  • What can be treated by thyroid nodule radiofrequency ablation?

    Thyroid nodules treated with RFA need confirmation they are benign. This is because the ablation procedure may not completely destroy all of the living tissue within the nodule. Confirmation of a benign nodule will usually require a needle biopsy done on TWO separate occasions unless the ultrasound scan has a high degree of certainty of a benign nodule in which case only one needle biopsy will be required. This procedure is most effective on small to moderate sized nodules ( less than 4-6cm in size). Larger nodules can be treated but are less likely to have an optimal response with initial treatment and have a higher risk of recurrence.

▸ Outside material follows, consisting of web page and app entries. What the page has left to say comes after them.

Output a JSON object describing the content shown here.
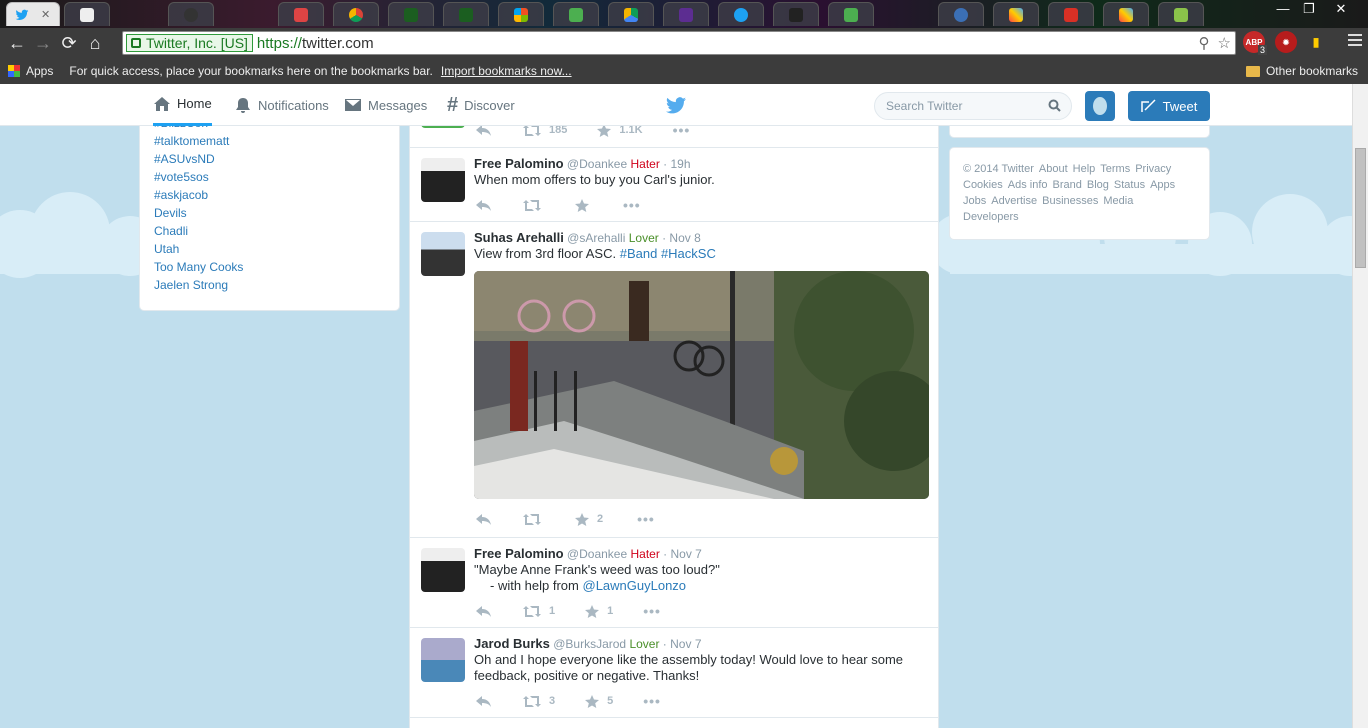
{
  "browser": {
    "address": {
      "identity": "Twitter, Inc. [US]",
      "protocol": "https://",
      "host": "twitter.com"
    },
    "bookmarks": {
      "apps": "Apps",
      "hint": "For quick access, place your bookmarks here on the bookmarks bar.",
      "import": "Import bookmarks now...",
      "other": "Other bookmarks"
    },
    "extension_badge": "3"
  },
  "nav": {
    "home": "Home",
    "notifications": "Notifications",
    "messages": "Messages",
    "discover": "Discover",
    "search_placeholder": "Search Twitter",
    "tweet_button": "Tweet"
  },
  "trends": [
    "#BlizzCon",
    "#talktomematt",
    "#ASUvsND",
    "#vote5sos",
    "#askjacob",
    "Devils",
    "Chadli",
    "Utah",
    "Too Many Cooks",
    "Jaelen Strong"
  ],
  "footer": [
    "© 2014 Twitter",
    "About",
    "Help",
    "Terms",
    "Privacy",
    "Cookies",
    "Ads info",
    "Brand",
    "Blog",
    "Status",
    "Apps",
    "Jobs",
    "Advertise",
    "Businesses",
    "Media",
    "Developers"
  ],
  "tweets": [
    {
      "retweets": "185",
      "favorites": "1.1K"
    },
    {
      "name": "Free Palomino",
      "handle": "@Doankee",
      "tag": "Hater",
      "time": "19h",
      "text": "When mom offers to buy you Carl's junior."
    },
    {
      "name": "Suhas Arehalli",
      "handle": "@sArehalli",
      "tag": "Lover",
      "time": "Nov 8",
      "text": "View from 3rd floor ASC.",
      "hashtags": [
        "#Band",
        "#HackSC"
      ],
      "favorites": "2"
    },
    {
      "name": "Free Palomino",
      "handle": "@Doankee",
      "tag": "Hater",
      "time": "Nov 7",
      "text": "\"Maybe Anne Frank's weed was too loud?\"",
      "credit": "- with help from",
      "mention": "@LawnGuyLonzo",
      "retweets": "1",
      "favorites": "1"
    },
    {
      "name": "Jarod Burks",
      "handle": "@BurksJarod",
      "tag": "Lover",
      "time": "Nov 7",
      "text": "Oh and I hope everyone like the assembly today! Would love to hear some feedback, positive or negative. Thanks!",
      "retweets": "3",
      "favorites": "5"
    }
  ],
  "colors": {
    "accent": "#2b7bb9",
    "hater": "#d0021b",
    "lover": "#4a8f29",
    "background": "#c0deed"
  }
}
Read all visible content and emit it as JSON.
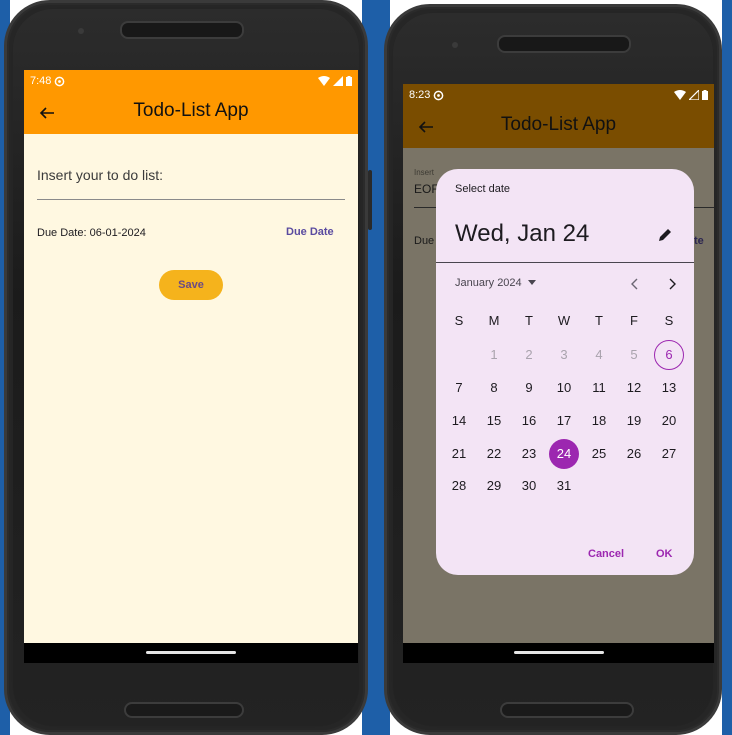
{
  "colors": {
    "appbar": "#ff9800",
    "body_bg": "#fff8e1",
    "save_button": "#f5b31c",
    "accent": "#9c27b0",
    "dialog_bg": "#f3e4f5"
  },
  "left": {
    "status_time": "7:48",
    "app_title": "Todo-List App",
    "input_label": "Insert your to do list:",
    "due_date_text": "Due Date: 06-01-2024",
    "due_date_button": "Due Date",
    "save_button": "Save"
  },
  "right": {
    "status_time": "8:23",
    "app_title": "Todo-List App",
    "partial_label": "Insert",
    "partial_value": "EOF",
    "partial_due": "Due",
    "partial_due_button": "te",
    "dialog": {
      "header": "Select date",
      "selected_date": "Wed, Jan 24",
      "month_label": "January 2024",
      "weekdays": [
        "S",
        "M",
        "T",
        "W",
        "T",
        "F",
        "S"
      ],
      "week1": [
        "1",
        "2",
        "3",
        "4",
        "5",
        "6"
      ],
      "week2": [
        "7",
        "8",
        "9",
        "10",
        "11",
        "12",
        "13"
      ],
      "week3": [
        "14",
        "15",
        "16",
        "17",
        "18",
        "19",
        "20"
      ],
      "week4": [
        "21",
        "22",
        "23",
        "24",
        "25",
        "26",
        "27"
      ],
      "week5": [
        "28",
        "29",
        "30",
        "31"
      ],
      "cancel": "Cancel",
      "ok": "OK"
    }
  }
}
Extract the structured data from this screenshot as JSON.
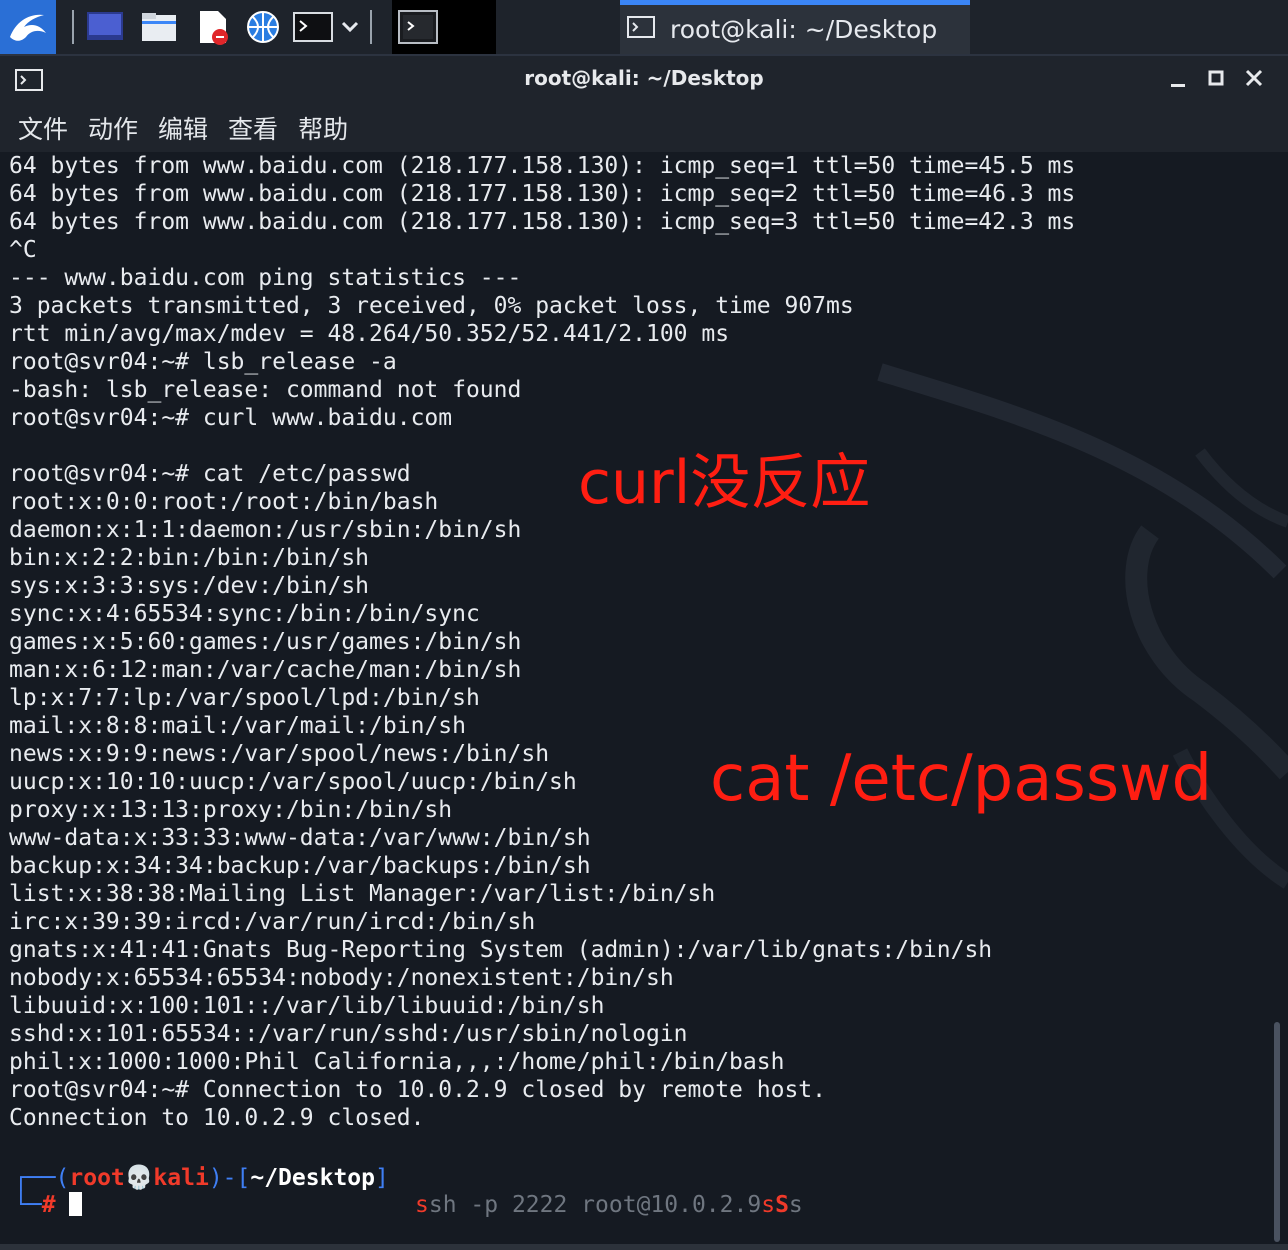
{
  "taskbar": {
    "icons": [
      "kali-menu-icon",
      "desktop-icon",
      "file-manager-icon",
      "text-editor-icon",
      "web-browser-icon",
      "terminal-icon",
      "dropdown-icon",
      "terminal-active-icon"
    ],
    "task_title": "root@kali: ~/Desktop"
  },
  "window": {
    "title": "root@kali: ~/Desktop",
    "controls": {
      "minimize": "–",
      "maximize": "□",
      "close": "✕"
    }
  },
  "menu": [
    "文件",
    "动作",
    "编辑",
    "查看",
    "帮助"
  ],
  "terminal": {
    "lines": [
      "64 bytes from www.baidu.com (218.177.158.130): icmp_seq=1 ttl=50 time=45.5 ms",
      "64 bytes from www.baidu.com (218.177.158.130): icmp_seq=2 ttl=50 time=46.3 ms",
      "64 bytes from www.baidu.com (218.177.158.130): icmp_seq=3 ttl=50 time=42.3 ms",
      "^C",
      "--- www.baidu.com ping statistics ---",
      "3 packets transmitted, 3 received, 0% packet loss, time 907ms",
      "rtt min/avg/max/mdev = 48.264/50.352/52.441/2.100 ms",
      "root@svr04:~# lsb_release -a",
      "-bash: lsb_release: command not found",
      "root@svr04:~# curl www.baidu.com",
      "",
      "root@svr04:~# cat /etc/passwd",
      "root:x:0:0:root:/root:/bin/bash",
      "daemon:x:1:1:daemon:/usr/sbin:/bin/sh",
      "bin:x:2:2:bin:/bin:/bin/sh",
      "sys:x:3:3:sys:/dev:/bin/sh",
      "sync:x:4:65534:sync:/bin:/bin/sync",
      "games:x:5:60:games:/usr/games:/bin/sh",
      "man:x:6:12:man:/var/cache/man:/bin/sh",
      "lp:x:7:7:lp:/var/spool/lpd:/bin/sh",
      "mail:x:8:8:mail:/var/mail:/bin/sh",
      "news:x:9:9:news:/var/spool/news:/bin/sh",
      "uucp:x:10:10:uucp:/var/spool/uucp:/bin/sh",
      "proxy:x:13:13:proxy:/bin:/bin/sh",
      "www-data:x:33:33:www-data:/var/www:/bin/sh",
      "backup:x:34:34:backup:/var/backups:/bin/sh",
      "list:x:38:38:Mailing List Manager:/var/list:/bin/sh",
      "irc:x:39:39:ircd:/var/run/ircd:/bin/sh",
      "gnats:x:41:41:Gnats Bug-Reporting System (admin):/var/lib/gnats:/bin/sh",
      "nobody:x:65534:65534:nobody:/nonexistent:/bin/sh",
      "libuuid:x:100:101::/var/lib/libuuid:/bin/sh",
      "sshd:x:101:65534::/var/run/sshd:/usr/sbin/nologin",
      "phil:x:1000:1000:Phil California,,,:/home/phil:/bin/bash",
      "root@svr04:~# Connection to 10.0.2.9 closed by remote host.",
      "Connection to 10.0.2.9 closed."
    ],
    "prompt": {
      "open": "┌──(",
      "user": "root",
      "skull": "💀",
      "host": "kali",
      "mid": ")-[",
      "cwd": "~/Desktop",
      "close": "]",
      "line2": "└─",
      "hash": "#",
      "suggestion_s": "s",
      "suggestion_rest": "sh -p 2222 root@10.0.2.9",
      "suggestion_tail_s1": "s",
      "suggestion_tail_S": "S",
      "suggestion_tail_s2": "s"
    }
  },
  "annotations": {
    "curl": "curl没反应",
    "cat": "cat /etc/passwd"
  },
  "colors": {
    "annotation": "#ff1e12",
    "prompt_blue": "#3f7ff5",
    "prompt_red": "#f03a2a",
    "task_accent": "#3b86f7"
  }
}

    Thyroid papillary microcancers (less than 1cm in size) in a favourable position may also be treated with this RFA ablation. It is not recommended for treatment of larger cancers or other thyroid cancer subtypes.

    Functioning (overactive) solitary thyroid nodules may also be treated by RFA as an alternative to radioactive iodine or surgery although if these nodules are over 2cm in size they are less likely to respond to RFA treatment.

    Although RFA has been used for ablating parathyroid gland tumours I do not recommend this due to the risk of parathyroid gland rupture potentially resulting in the seeding of multiple parathyroid gland tumours, and the high likelihood of persistence or recurrence of the parathyroid tumour after attempted ablation. Surgical resection for parathyroid gland tumours can often be done as a minimally invasive approach and is a much more effective and definitive procedure for this condition.  

  • How does radiofrequency ablation work?

    Radiofrequency ablation uses heat generated by electricity to destroy thyroid tissue. A needle probe is placed into the nodule under ultrasound guidance and the heat produced at the needle tip results in heat induced injury and destruction of the thyroid nodule tissue. Only a small area at a time is ablated to avoid injury to nearby normal thyroid tissue and to any surrounding structures.

    Due to the electrical energy used with this procedure it may not be suitable for patients with cardiac pacemakers or other electronic implants and is not recommended in pregnant patients.

    The name of the procedure can sometimes cause confusion - this procedure does not use radioactive (atomic) energy.


  • What complications can occur?

    In well selected patients the expected complication rate is low (approximately 1-3%). This is similar to the rates of complication seen with surgery.

    The potential complications that can occur with thyroid nodule RFA are nodule rupture, bleeding, infection and voice change from recurrent laryngeal nerve injury. Very rare but significant complications that have been reported include skin burns, oesophegeal or tracheal injury, vascular or nerve injury.